▼▼▼

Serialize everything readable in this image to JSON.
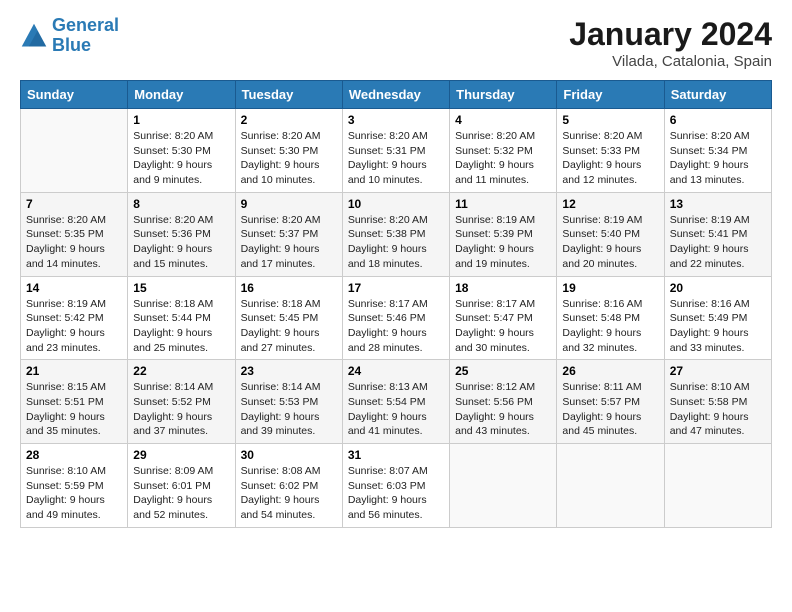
{
  "logo": {
    "line1": "General",
    "line2": "Blue"
  },
  "title": "January 2024",
  "subtitle": "Vilada, Catalonia, Spain",
  "days_header": [
    "Sunday",
    "Monday",
    "Tuesday",
    "Wednesday",
    "Thursday",
    "Friday",
    "Saturday"
  ],
  "weeks": [
    [
      {
        "num": "",
        "info": ""
      },
      {
        "num": "1",
        "info": "Sunrise: 8:20 AM\nSunset: 5:30 PM\nDaylight: 9 hours\nand 9 minutes."
      },
      {
        "num": "2",
        "info": "Sunrise: 8:20 AM\nSunset: 5:30 PM\nDaylight: 9 hours\nand 10 minutes."
      },
      {
        "num": "3",
        "info": "Sunrise: 8:20 AM\nSunset: 5:31 PM\nDaylight: 9 hours\nand 10 minutes."
      },
      {
        "num": "4",
        "info": "Sunrise: 8:20 AM\nSunset: 5:32 PM\nDaylight: 9 hours\nand 11 minutes."
      },
      {
        "num": "5",
        "info": "Sunrise: 8:20 AM\nSunset: 5:33 PM\nDaylight: 9 hours\nand 12 minutes."
      },
      {
        "num": "6",
        "info": "Sunrise: 8:20 AM\nSunset: 5:34 PM\nDaylight: 9 hours\nand 13 minutes."
      }
    ],
    [
      {
        "num": "7",
        "info": "Sunrise: 8:20 AM\nSunset: 5:35 PM\nDaylight: 9 hours\nand 14 minutes."
      },
      {
        "num": "8",
        "info": "Sunrise: 8:20 AM\nSunset: 5:36 PM\nDaylight: 9 hours\nand 15 minutes."
      },
      {
        "num": "9",
        "info": "Sunrise: 8:20 AM\nSunset: 5:37 PM\nDaylight: 9 hours\nand 17 minutes."
      },
      {
        "num": "10",
        "info": "Sunrise: 8:20 AM\nSunset: 5:38 PM\nDaylight: 9 hours\nand 18 minutes."
      },
      {
        "num": "11",
        "info": "Sunrise: 8:19 AM\nSunset: 5:39 PM\nDaylight: 9 hours\nand 19 minutes."
      },
      {
        "num": "12",
        "info": "Sunrise: 8:19 AM\nSunset: 5:40 PM\nDaylight: 9 hours\nand 20 minutes."
      },
      {
        "num": "13",
        "info": "Sunrise: 8:19 AM\nSunset: 5:41 PM\nDaylight: 9 hours\nand 22 minutes."
      }
    ],
    [
      {
        "num": "14",
        "info": "Sunrise: 8:19 AM\nSunset: 5:42 PM\nDaylight: 9 hours\nand 23 minutes."
      },
      {
        "num": "15",
        "info": "Sunrise: 8:18 AM\nSunset: 5:44 PM\nDaylight: 9 hours\nand 25 minutes."
      },
      {
        "num": "16",
        "info": "Sunrise: 8:18 AM\nSunset: 5:45 PM\nDaylight: 9 hours\nand 27 minutes."
      },
      {
        "num": "17",
        "info": "Sunrise: 8:17 AM\nSunset: 5:46 PM\nDaylight: 9 hours\nand 28 minutes."
      },
      {
        "num": "18",
        "info": "Sunrise: 8:17 AM\nSunset: 5:47 PM\nDaylight: 9 hours\nand 30 minutes."
      },
      {
        "num": "19",
        "info": "Sunrise: 8:16 AM\nSunset: 5:48 PM\nDaylight: 9 hours\nand 32 minutes."
      },
      {
        "num": "20",
        "info": "Sunrise: 8:16 AM\nSunset: 5:49 PM\nDaylight: 9 hours\nand 33 minutes."
      }
    ],
    [
      {
        "num": "21",
        "info": "Sunrise: 8:15 AM\nSunset: 5:51 PM\nDaylight: 9 hours\nand 35 minutes."
      },
      {
        "num": "22",
        "info": "Sunrise: 8:14 AM\nSunset: 5:52 PM\nDaylight: 9 hours\nand 37 minutes."
      },
      {
        "num": "23",
        "info": "Sunrise: 8:14 AM\nSunset: 5:53 PM\nDaylight: 9 hours\nand 39 minutes."
      },
      {
        "num": "24",
        "info": "Sunrise: 8:13 AM\nSunset: 5:54 PM\nDaylight: 9 hours\nand 41 minutes."
      },
      {
        "num": "25",
        "info": "Sunrise: 8:12 AM\nSunset: 5:56 PM\nDaylight: 9 hours\nand 43 minutes."
      },
      {
        "num": "26",
        "info": "Sunrise: 8:11 AM\nSunset: 5:57 PM\nDaylight: 9 hours\nand 45 minutes."
      },
      {
        "num": "27",
        "info": "Sunrise: 8:10 AM\nSunset: 5:58 PM\nDaylight: 9 hours\nand 47 minutes."
      }
    ],
    [
      {
        "num": "28",
        "info": "Sunrise: 8:10 AM\nSunset: 5:59 PM\nDaylight: 9 hours\nand 49 minutes."
      },
      {
        "num": "29",
        "info": "Sunrise: 8:09 AM\nSunset: 6:01 PM\nDaylight: 9 hours\nand 52 minutes."
      },
      {
        "num": "30",
        "info": "Sunrise: 8:08 AM\nSunset: 6:02 PM\nDaylight: 9 hours\nand 54 minutes."
      },
      {
        "num": "31",
        "info": "Sunrise: 8:07 AM\nSunset: 6:03 PM\nDaylight: 9 hours\nand 56 minutes."
      },
      {
        "num": "",
        "info": ""
      },
      {
        "num": "",
        "info": ""
      },
      {
        "num": "",
        "info": ""
      }
    ]
  ]
}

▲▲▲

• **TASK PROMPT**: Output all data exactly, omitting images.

• **EXPECTED ANSWER**:
Serialize everything readable in this image to JSON.
{
  "logo": {
    "line1": "General",
    "line2": "Blue"
  },
  "title": "January 2024",
  "subtitle": "Vilada, Catalonia, Spain",
  "days_header": [
    "Sunday",
    "Monday",
    "Tuesday",
    "Wednesday",
    "Thursday",
    "Friday",
    "Saturday"
  ],
  "weeks": [
    [
      {
        "num": "",
        "info": ""
      },
      {
        "num": "1",
        "info": "Sunrise: 8:20 AM\nSunset: 5:30 PM\nDaylight: 9 hours\nand 9 minutes."
      },
      {
        "num": "2",
        "info": "Sunrise: 8:20 AM\nSunset: 5:30 PM\nDaylight: 9 hours\nand 10 minutes."
      },
      {
        "num": "3",
        "info": "Sunrise: 8:20 AM\nSunset: 5:31 PM\nDaylight: 9 hours\nand 10 minutes."
      },
      {
        "num": "4",
        "info": "Sunrise: 8:20 AM\nSunset: 5:32 PM\nDaylight: 9 hours\nand 11 minutes."
      },
      {
        "num": "5",
        "info": "Sunrise: 8:20 AM\nSunset: 5:33 PM\nDaylight: 9 hours\nand 12 minutes."
      },
      {
        "num": "6",
        "info": "Sunrise: 8:20 AM\nSunset: 5:34 PM\nDaylight: 9 hours\nand 13 minutes."
      }
    ],
    [
      {
        "num": "7",
        "info": "Sunrise: 8:20 AM\nSunset: 5:35 PM\nDaylight: 9 hours\nand 14 minutes."
      },
      {
        "num": "8",
        "info": "Sunrise: 8:20 AM\nSunset: 5:36 PM\nDaylight: 9 hours\nand 15 minutes."
      },
      {
        "num": "9",
        "info": "Sunrise: 8:20 AM\nSunset: 5:37 PM\nDaylight: 9 hours\nand 17 minutes."
      },
      {
        "num": "10",
        "info": "Sunrise: 8:20 AM\nSunset: 5:38 PM\nDaylight: 9 hours\nand 18 minutes."
      },
      {
        "num": "11",
        "info": "Sunrise: 8:19 AM\nSunset: 5:39 PM\nDaylight: 9 hours\nand 19 minutes."
      },
      {
        "num": "12",
        "info": "Sunrise: 8:19 AM\nSunset: 5:40 PM\nDaylight: 9 hours\nand 20 minutes."
      },
      {
        "num": "13",
        "info": "Sunrise: 8:19 AM\nSunset: 5:41 PM\nDaylight: 9 hours\nand 22 minutes."
      }
    ],
    [
      {
        "num": "14",
        "info": "Sunrise: 8:19 AM\nSunset: 5:42 PM\nDaylight: 9 hours\nand 23 minutes."
      },
      {
        "num": "15",
        "info": "Sunrise: 8:18 AM\nSunset: 5:44 PM\nDaylight: 9 hours\nand 25 minutes."
      },
      {
        "num": "16",
        "info": "Sunrise: 8:18 AM\nSunset: 5:45 PM\nDaylight: 9 hours\nand 27 minutes."
      },
      {
        "num": "17",
        "info": "Sunrise: 8:17 AM\nSunset: 5:46 PM\nDaylight: 9 hours\nand 28 minutes."
      },
      {
        "num": "18",
        "info": "Sunrise: 8:17 AM\nSunset: 5:47 PM\nDaylight: 9 hours\nand 30 minutes."
      },
      {
        "num": "19",
        "info": "Sunrise: 8:16 AM\nSunset: 5:48 PM\nDaylight: 9 hours\nand 32 minutes."
      },
      {
        "num": "20",
        "info": "Sunrise: 8:16 AM\nSunset: 5:49 PM\nDaylight: 9 hours\nand 33 minutes."
      }
    ],
    [
      {
        "num": "21",
        "info": "Sunrise: 8:15 AM\nSunset: 5:51 PM\nDaylight: 9 hours\nand 35 minutes."
      },
      {
        "num": "22",
        "info": "Sunrise: 8:14 AM\nSunset: 5:52 PM\nDaylight: 9 hours\nand 37 minutes."
      },
      {
        "num": "23",
        "info": "Sunrise: 8:14 AM\nSunset: 5:53 PM\nDaylight: 9 hours\nand 39 minutes."
      },
      {
        "num": "24",
        "info": "Sunrise: 8:13 AM\nSunset: 5:54 PM\nDaylight: 9 hours\nand 41 minutes."
      },
      {
        "num": "25",
        "info": "Sunrise: 8:12 AM\nSunset: 5:56 PM\nDaylight: 9 hours\nand 43 minutes."
      },
      {
        "num": "26",
        "info": "Sunrise: 8:11 AM\nSunset: 5:57 PM\nDaylight: 9 hours\nand 45 minutes."
      },
      {
        "num": "27",
        "info": "Sunrise: 8:10 AM\nSunset: 5:58 PM\nDaylight: 9 hours\nand 47 minutes."
      }
    ],
    [
      {
        "num": "28",
        "info": "Sunrise: 8:10 AM\nSunset: 5:59 PM\nDaylight: 9 hours\nand 49 minutes."
      },
      {
        "num": "29",
        "info": "Sunrise: 8:09 AM\nSunset: 6:01 PM\nDaylight: 9 hours\nand 52 minutes."
      },
      {
        "num": "30",
        "info": "Sunrise: 8:08 AM\nSunset: 6:02 PM\nDaylight: 9 hours\nand 54 minutes."
      },
      {
        "num": "31",
        "info": "Sunrise: 8:07 AM\nSunset: 6:03 PM\nDaylight: 9 hours\nand 56 minutes."
      },
      {
        "num": "",
        "info": ""
      },
      {
        "num": "",
        "info": ""
      },
      {
        "num": "",
        "info": ""
      }
    ]
  ]
}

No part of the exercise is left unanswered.